Given records:
==========

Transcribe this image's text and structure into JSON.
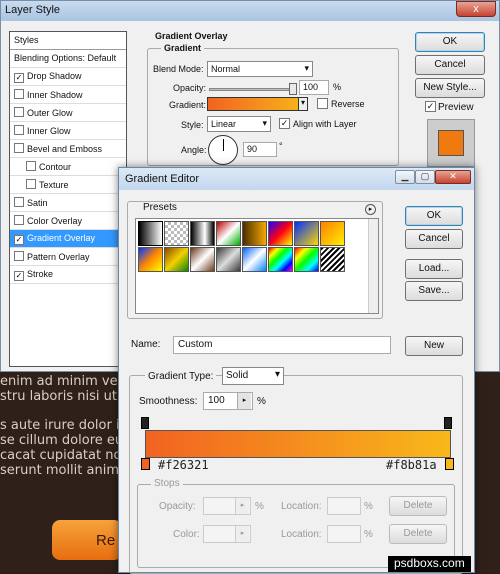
{
  "background_page": {
    "lines": [
      "enim ad minim venia",
      "stru laboris nisi ut e",
      "s aute irure dolor in",
      "se cillum dolore eu fu",
      "cacat cupidatat no",
      "serunt mollit anim id"
    ],
    "button_label": "Re",
    "brand": "psdboxs.com"
  },
  "layer_style": {
    "title": "Layer Style",
    "close": "x",
    "styles_header": "Styles",
    "list": [
      {
        "label": "Blending Options: Default",
        "check": false,
        "box": false
      },
      {
        "label": "Drop Shadow",
        "check": true,
        "box": true
      },
      {
        "label": "Inner Shadow",
        "check": false,
        "box": true
      },
      {
        "label": "Outer Glow",
        "check": false,
        "box": true
      },
      {
        "label": "Inner Glow",
        "check": false,
        "box": true
      },
      {
        "label": "Bevel and Emboss",
        "check": false,
        "box": true
      },
      {
        "label": "Contour",
        "check": false,
        "box": true
      },
      {
        "label": "Texture",
        "check": false,
        "box": true
      },
      {
        "label": "Satin",
        "check": false,
        "box": true
      },
      {
        "label": "Color Overlay",
        "check": false,
        "box": true
      },
      {
        "label": "Gradient Overlay",
        "check": true,
        "box": true,
        "selected": true
      },
      {
        "label": "Pattern Overlay",
        "check": false,
        "box": true
      },
      {
        "label": "Stroke",
        "check": true,
        "box": true
      }
    ],
    "section_title": "Gradient Overlay",
    "group_title": "Gradient",
    "blend_mode_label": "Blend Mode:",
    "blend_mode_value": "Normal",
    "opacity_label": "Opacity:",
    "opacity_value": "100",
    "opacity_unit": "%",
    "gradient_label": "Gradient:",
    "reverse_label": "Reverse",
    "style_label": "Style:",
    "style_value": "Linear",
    "align_label": "Align with Layer",
    "angle_label": "Angle:",
    "angle_value": "90",
    "angle_unit": "°",
    "ok": "OK",
    "cancel": "Cancel",
    "new_style": "New Style...",
    "preview_label": "Preview",
    "preview_color": "#f07a10"
  },
  "gradient_editor": {
    "title": "Gradient Editor",
    "presets_label": "Presets",
    "ok": "OK",
    "cancel": "Cancel",
    "load": "Load...",
    "save": "Save...",
    "name_label": "Name:",
    "name_value": "Custom",
    "new": "New",
    "type_label": "Gradient Type:",
    "type_value": "Solid",
    "smooth_label": "Smoothness:",
    "smooth_value": "100",
    "smooth_unit": "%",
    "color_start": "#f26321",
    "color_end": "#f8b81a",
    "color_start_label": "#f26321",
    "color_end_label": "#f8b81a",
    "stops_label": "Stops",
    "stop_opacity_label": "Opacity:",
    "stop_color_label": "Color:",
    "location_label": "Location:",
    "pct": "%",
    "delete": "Delete"
  }
}
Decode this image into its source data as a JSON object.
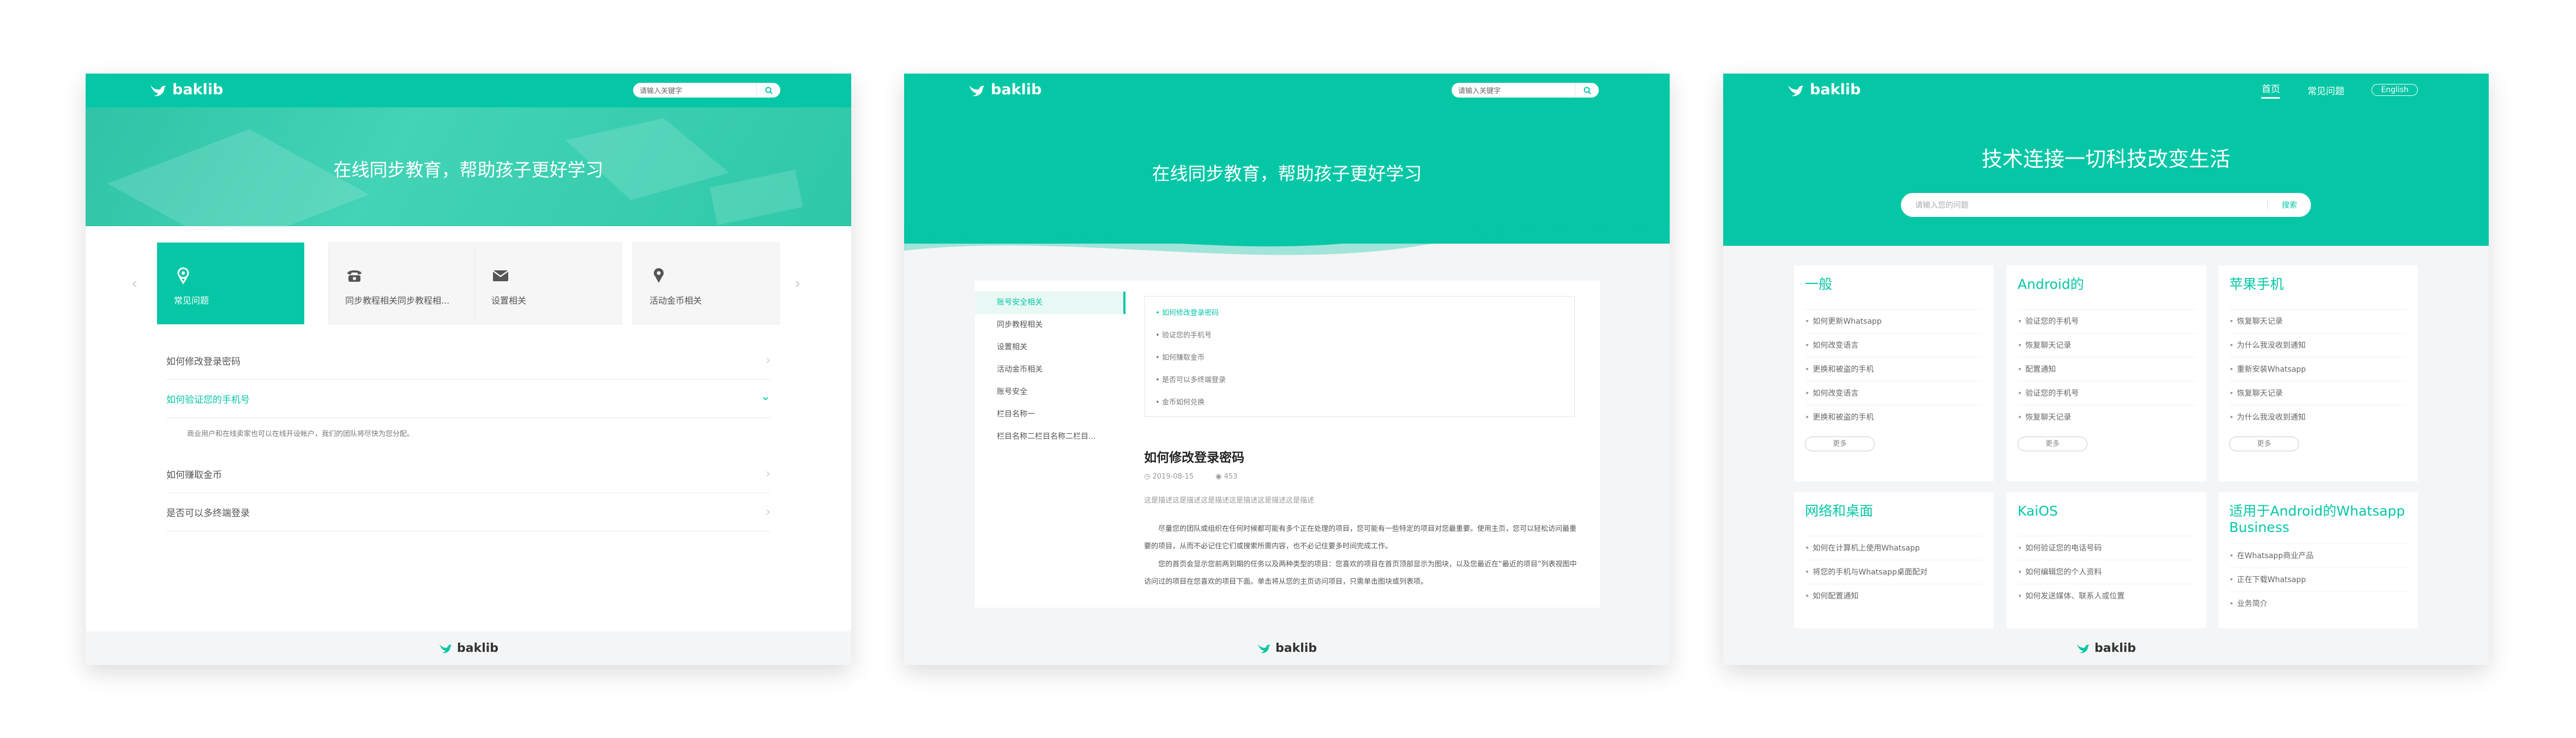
{
  "brand": "baklib",
  "colors": {
    "accent": "#05c7a6",
    "footer_bg": "#f4f5f6"
  },
  "panel1": {
    "search_placeholder": "请输入关键字",
    "hero_title": "在线同步教育，帮助孩子更好学习",
    "cards": [
      {
        "label": "常见问题",
        "icon": "pin-icon"
      },
      {
        "label": "同步教程相关同步教程相...",
        "icon": "phone-icon"
      },
      {
        "label": "设置相关",
        "icon": "mail-icon"
      },
      {
        "label": "活动金币相关",
        "icon": "location-icon"
      }
    ],
    "faqs": [
      {
        "q": "如何修改登录密码"
      },
      {
        "q": "如何验证您的手机号",
        "open": true
      },
      {
        "q": "如何赚取金币"
      },
      {
        "q": "是否可以多终端登录"
      }
    ],
    "answer": "商业用户和在线卖家也可以在线开设帐户，我们的团队将尽快为您分配。"
  },
  "panel2": {
    "search_placeholder": "请输入关键字",
    "hero_title": "在线同步教育，帮助孩子更好学习",
    "nav": [
      "账号安全相关",
      "同步教程相关",
      "设置相关",
      "活动金币相关",
      "账号安全",
      "栏目名称一",
      "栏目名称二栏目名称二栏目..."
    ],
    "sublist": [
      "如何修改登录密码",
      "验证您的手机号",
      "如何赚取金币",
      "是否可以多终端登录",
      "金币如何兑换"
    ],
    "article": {
      "title": "如何修改登录密码",
      "date": "2019-08-15",
      "views": "453",
      "summary": "这是描述这是描述这是描述这是描述这是描述这是描述",
      "para1": "尽量您的团队或组织在任何时候都可能有多个正在处理的项目，您可能有一些特定的项目对您最重要。使用主页，您可以轻松访问最重要的项目，从而不必记住它们或搜索所需内容，也不必记住要多时间完成工作。",
      "para2": "您的首页会显示您前两到期的任务以及两种类型的项目：您喜欢的项目在首页顶部显示为图块，以及您最近在“最近的项目”列表视图中访问过的项目在您喜欢的项目下面。单击将从您的主页访问项目，只需单击图块或列表项。"
    }
  },
  "panel3": {
    "nav": {
      "home": "首页",
      "faq": "常见问题",
      "lang": "English"
    },
    "hero_title": "技术连接一切科技改变生活",
    "search_placeholder": "请输入您的问题",
    "search_button": "搜索",
    "more_label": "更多",
    "categories": [
      {
        "title": "一般",
        "items": [
          "如何更新Whatsapp",
          "如何改变语言",
          "更换和被盗的手机",
          "如何改变语言",
          "更换和被盗的手机"
        ]
      },
      {
        "title": "Android的",
        "items": [
          "验证您的手机号",
          "恢复聊天记录",
          "配置通知",
          "验证您的手机号",
          "恢复聊天记录"
        ]
      },
      {
        "title": "苹果手机",
        "items": [
          "恢复聊天记录",
          "为什么我没收到通知",
          "重新安装Whatsapp",
          "恢复聊天记录",
          "为什么我没收到通知"
        ]
      },
      {
        "title": "网络和桌面",
        "items": [
          "如何在计算机上使用Whatsapp",
          "将您的手机与Whatsapp桌面配对",
          "如何配置通知"
        ]
      },
      {
        "title": "KaiOS",
        "items": [
          "如何验证您的电话号码",
          "如何编辑您的个人资料",
          "如何发送媒体、联系人或位置"
        ]
      },
      {
        "title": "适用于Android的Whatsapp Business",
        "items": [
          "在Whatsapp商业产品",
          "正在下载Whatsapp",
          "业务简介"
        ]
      }
    ]
  }
}
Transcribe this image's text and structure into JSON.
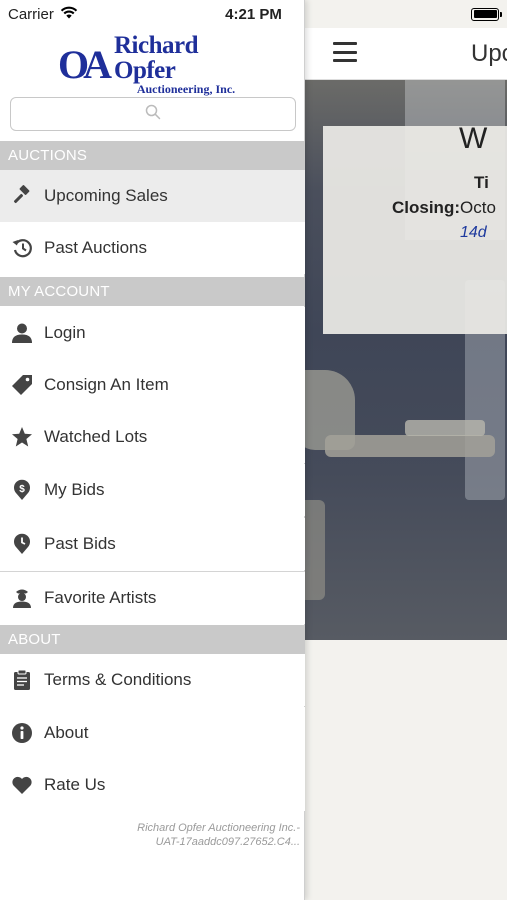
{
  "status_bar": {
    "carrier": "Carrier",
    "time": "4:21 PM"
  },
  "logo": {
    "mark": "OA",
    "name": "Richard Opfer",
    "subtitle": "Auctioneering, Inc."
  },
  "search": {
    "placeholder": ""
  },
  "sections": {
    "auctions": "AUCTIONS",
    "my_account": "MY ACCOUNT",
    "about": "ABOUT"
  },
  "menu": {
    "upcoming_sales": "Upcoming Sales",
    "past_auctions": "Past Auctions",
    "login": "Login",
    "consign": "Consign An Item",
    "watched_lots": "Watched Lots",
    "my_bids": "My Bids",
    "past_bids": "Past Bids",
    "favorite_artists": "Favorite Artists",
    "terms": "Terms & Conditions",
    "about": "About",
    "rate_us": "Rate Us"
  },
  "footer": {
    "line1": "Richard Opfer Auctioneering Inc.-",
    "line2": "UAT-17aaddc097.27652.C4..."
  },
  "main": {
    "title": "Upc",
    "sale_title": "W",
    "sale_row1": "Ti",
    "closing_label": "Closing:",
    "closing_value": "Octo",
    "remaining": "14d"
  },
  "colors": {
    "brand": "#1f2f9a",
    "section_header_bg": "#c9c9c9",
    "active_item_bg": "#ececec",
    "link_blue": "#1e3a9e"
  },
  "icons": {
    "upcoming_sales": "gavel-icon",
    "past_auctions": "history-icon",
    "login": "person-icon",
    "consign": "tag-icon",
    "watched_lots": "star-icon",
    "my_bids": "dollar-pin-icon",
    "past_bids": "clock-pin-icon",
    "favorite_artists": "artist-icon",
    "terms": "clipboard-icon",
    "about": "info-icon",
    "rate_us": "heart-icon"
  }
}
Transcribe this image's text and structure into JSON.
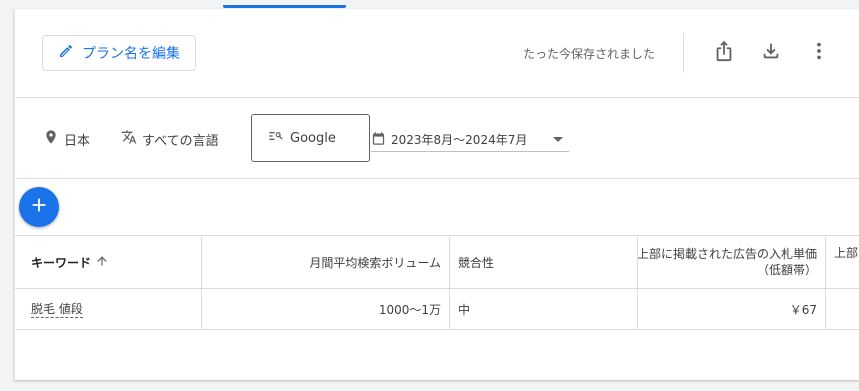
{
  "top_bar": {
    "edit_plan_label": "プラン名を編集",
    "save_status": "たった今保存されました"
  },
  "filters": {
    "location": "日本",
    "language": "すべての言語",
    "network": "Google",
    "date_range": "2023年8月～2024年7月"
  },
  "table": {
    "headers": {
      "keyword": "キーワード",
      "avg_monthly_searches": "月間平均検索ボリューム",
      "competition": "競合性",
      "top_bid_low_line1": "上部に掲載された広告の入札単価",
      "top_bid_low_line2": "（低額帯）",
      "top_bid_high_partial": "上部に掲載された広告の入札単価（高額帯）"
    },
    "rows": [
      {
        "keyword": "脱毛 値段",
        "avg_monthly_searches": "1000～1万",
        "competition": "中",
        "top_bid_low": "￥67",
        "top_bid_high": ""
      }
    ]
  },
  "colors": {
    "accent": "#1a73e8",
    "text": "#3c4043",
    "muted": "#5f6368",
    "divider": "#dadce0"
  },
  "icons": {
    "edit": "pencil-icon",
    "share": "share-icon",
    "download": "download-icon",
    "more": "more-vert-icon",
    "location": "location-pin-icon",
    "language": "translate-icon",
    "network": "search-network-icon",
    "calendar": "calendar-icon",
    "add": "plus-icon",
    "sort": "arrow-up-icon"
  }
}
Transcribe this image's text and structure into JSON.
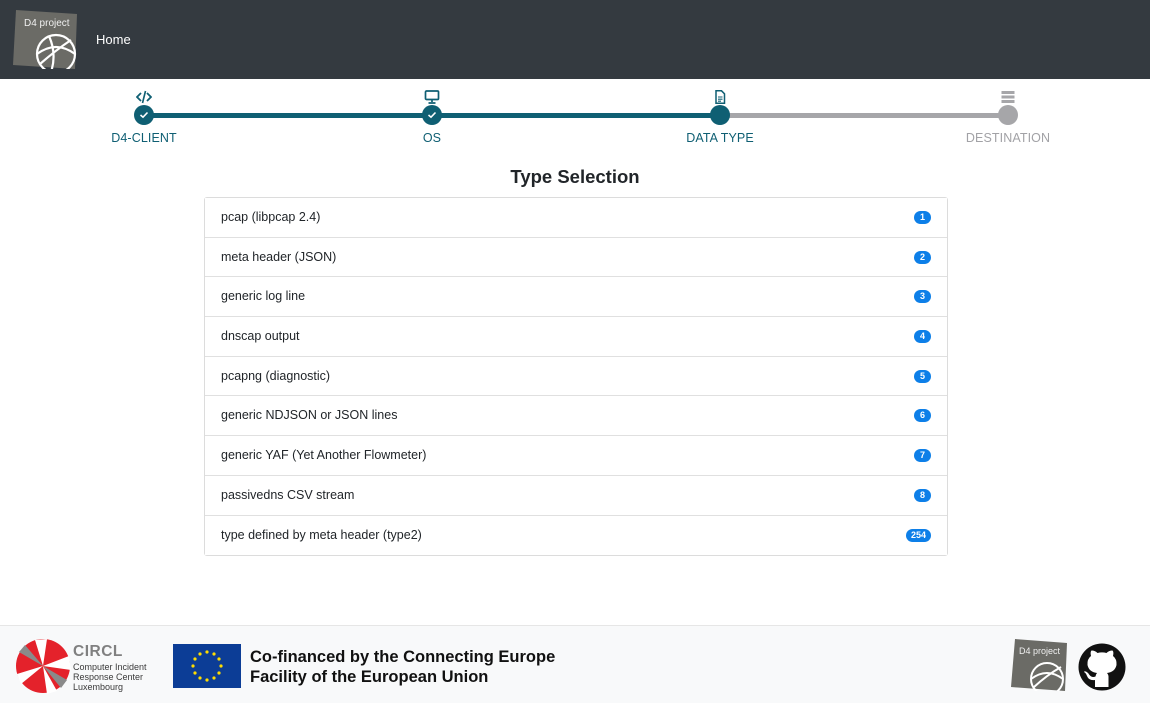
{
  "header": {
    "logo_text": "D4 project",
    "nav_home": "Home"
  },
  "stepper": {
    "steps": [
      {
        "label": "D4-CLIENT",
        "icon": "code-icon",
        "state": "done"
      },
      {
        "label": "OS",
        "icon": "monitor-icon",
        "state": "done"
      },
      {
        "label": "DATA TYPE",
        "icon": "file-icon",
        "state": "active"
      },
      {
        "label": "DESTINATION",
        "icon": "server-icon",
        "state": "todo"
      }
    ],
    "colors": {
      "done": "#0f5f73",
      "todo": "#a6a6a9"
    }
  },
  "main": {
    "title": "Type Selection",
    "types": [
      {
        "label": "pcap (libpcap 2.4)",
        "badge": "1"
      },
      {
        "label": "meta header (JSON)",
        "badge": "2"
      },
      {
        "label": "generic log line",
        "badge": "3"
      },
      {
        "label": "dnscap output",
        "badge": "4"
      },
      {
        "label": "pcapng (diagnostic)",
        "badge": "5"
      },
      {
        "label": "generic NDJSON or JSON lines",
        "badge": "6"
      },
      {
        "label": "generic YAF (Yet Another Flowmeter)",
        "badge": "7"
      },
      {
        "label": "passivedns CSV stream",
        "badge": "8"
      },
      {
        "label": "type defined by meta header (type2)",
        "badge": "254"
      }
    ],
    "badge_color": "#0d7fe8"
  },
  "footer": {
    "circl_name": "CIRCL",
    "circl_sub": "Computer Incident Response Center Luxembourg",
    "cofinanced": "Co-financed by the Connecting Europe Facility of the European Union",
    "d4_logo_text": "D4 project",
    "icons": [
      "circl-logo-icon",
      "eu-flag-icon",
      "d4-logo-icon",
      "github-icon"
    ]
  }
}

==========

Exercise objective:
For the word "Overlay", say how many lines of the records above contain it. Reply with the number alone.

Output of the exercise:
4